3. The adaptor defined in claim 2, wherein said bight portion of said tongue extends vertically in its relaxed position below the horizontal center line of said spherical seat.
4. The adaptor defined in claim 1, wherein said opening in the body is an aperture, and said tapered channel defined in said tongue portion is a slot communicating with said opening to define a keyhole slot having a minor diameter less than the enlarged head of a button which is received beneath said tongue portion.

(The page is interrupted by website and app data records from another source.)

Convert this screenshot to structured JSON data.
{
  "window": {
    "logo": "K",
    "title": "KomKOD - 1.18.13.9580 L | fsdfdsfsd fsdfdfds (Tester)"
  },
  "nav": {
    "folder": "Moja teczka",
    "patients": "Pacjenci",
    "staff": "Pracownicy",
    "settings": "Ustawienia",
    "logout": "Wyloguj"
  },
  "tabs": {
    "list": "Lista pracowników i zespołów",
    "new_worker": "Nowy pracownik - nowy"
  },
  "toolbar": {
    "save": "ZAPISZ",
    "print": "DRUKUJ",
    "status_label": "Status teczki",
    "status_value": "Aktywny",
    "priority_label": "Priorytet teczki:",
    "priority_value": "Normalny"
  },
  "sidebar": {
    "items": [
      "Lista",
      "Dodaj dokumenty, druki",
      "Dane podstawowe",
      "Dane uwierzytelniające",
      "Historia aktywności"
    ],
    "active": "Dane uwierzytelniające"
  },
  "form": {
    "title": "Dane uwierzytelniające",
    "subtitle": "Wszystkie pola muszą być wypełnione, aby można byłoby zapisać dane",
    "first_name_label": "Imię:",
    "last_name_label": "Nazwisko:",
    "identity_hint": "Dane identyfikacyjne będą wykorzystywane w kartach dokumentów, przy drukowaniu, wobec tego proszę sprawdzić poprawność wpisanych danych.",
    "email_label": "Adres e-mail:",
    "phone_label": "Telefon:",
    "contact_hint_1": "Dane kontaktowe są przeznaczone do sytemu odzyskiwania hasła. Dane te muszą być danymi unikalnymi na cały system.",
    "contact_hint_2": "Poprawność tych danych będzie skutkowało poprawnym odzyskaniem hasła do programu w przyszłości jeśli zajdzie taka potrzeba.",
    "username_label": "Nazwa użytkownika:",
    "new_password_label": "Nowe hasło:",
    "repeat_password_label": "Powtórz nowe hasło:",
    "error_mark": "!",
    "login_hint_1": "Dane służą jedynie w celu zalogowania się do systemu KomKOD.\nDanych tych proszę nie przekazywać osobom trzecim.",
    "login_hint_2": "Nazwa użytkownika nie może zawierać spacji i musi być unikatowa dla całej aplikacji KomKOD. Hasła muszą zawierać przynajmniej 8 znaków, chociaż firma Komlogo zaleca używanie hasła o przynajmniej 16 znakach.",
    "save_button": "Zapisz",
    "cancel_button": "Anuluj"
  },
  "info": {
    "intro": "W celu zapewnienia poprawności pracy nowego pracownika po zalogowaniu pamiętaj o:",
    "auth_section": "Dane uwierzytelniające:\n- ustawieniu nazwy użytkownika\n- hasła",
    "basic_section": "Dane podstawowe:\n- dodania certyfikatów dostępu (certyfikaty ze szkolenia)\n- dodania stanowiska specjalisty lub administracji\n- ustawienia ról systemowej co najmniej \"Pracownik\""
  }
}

5. An adaptor assembly, comprising: a support, a generally spherical button attached to said support and extending therefrom, and an adaptor secured to said sup port by said button, said adaptor having an opening for receiving said button and an opposed button seat extending about the base of said button and tensioned therebeneath, a tongue portion resiliently joined to said adaptor having a free end opposing said button seat restricting removal of said button from the seat, said tongue portion having a surface opposed to said support tapering from said free end away from said support, said free end having a surface facing said button seat, said surface extending over a major portion of the diameter of said button perpendicular to said support, whereby a button received in said opening beneath said tongue portion biases the tongue portion out of restrictive interference with said seat as the button is shifted toward said seat.
References Cited UNITED STATES PATENTS Tinnerman 24-737 Hall 52-511 Sweeney 52-718 Brown 52-511 Meyer 52-718 Meyer 52-718 10 FRANCIS K. ZUGEL, Primary Examiner.
|Cited Patent||Filing date||Publication date||Applicant||Title|
|US2172302 *||Aug 6, 1938||Sep 5, 1939||Albert H Tinnerman||Fastening device|
|US2275900 *||May 31, 1940||Mar 10, 1942||Randall Company||Welded ball panel fastener|
|US3153468 *||Mar 12, 1962||Oct 20, 1964||Chicago United Products Compan||Panel assembly having a trim piece attached thereto without perforation of the panel|
|US3216166 *||Jan 12, 1961||Nov 9, 1965||Gen Motors Corp||Fastener installation|
|US3239988 *||Jan 15, 1964||Mar 15, 1966||Chicago United Products Compan||Automobile trim assembly|
|US3246440 *||Jul 24, 1963||Apr 19, 1966||Chicago United Products Compan||Fastener assembly|
|Citing Patent||Filing date||Publication date||Applicant||Title|
|US4902163 *||Mar 8, 1988||Feb 20, 1990||U.S. Philips Corporation||Two parts secured by ball ST40 connection|
|US5577301 *||Jun 5, 1995||Nov 26, 1996||Prince Corporation||Retainer and locking clip for attaching an accessory to a vehicle|
|DE3232926A1 *||Sep 4, 1982||Mar 8, 1984||Bettermann Obo Ohg||Device for connecting structural parts or structural elements to one another|
|WO2010025842A1 *||Aug 22, 2009||Mar 11, 2010||Meteor Gummiwerke K. H. Bädje Gmbh & Co. Kg||Seal arrangement|
|WO2013017382A1 *||Jul 11, 2012||Feb 7, 2013||Bayerische Motoren Werke Aktiengesellschaft||Connecting element|
|U.S. Classification||52/718.4, 24/297|
|International Classification||F16B5/12, F16B21/09|
|Cooperative Classification||F16B5/128, F16B21/09|
|European Classification||F16B5/12U, F16B21/09|
|Jan 30, 1984||AS02||Assignment of assignor's interest|
Owner name: USM CORPORATION, 426 COLT HIGHWAY, FARMINGTON, CT
Owner name: WARREN FASTENER CORPORATION
Effective date: 19840123
|Jan 30, 1984||AS||Assignment|
Owner name: USM CORPORATION, 426 COLT HIGHWAY, FARMINGTON, CT
Free format text: ASSIGNMENT OF ASSIGNORS INTEREST.;ASSIGNOR:WARREN FASTENER CORPORATION;REEL/FRAME:004221/0074
Effective date: 19840123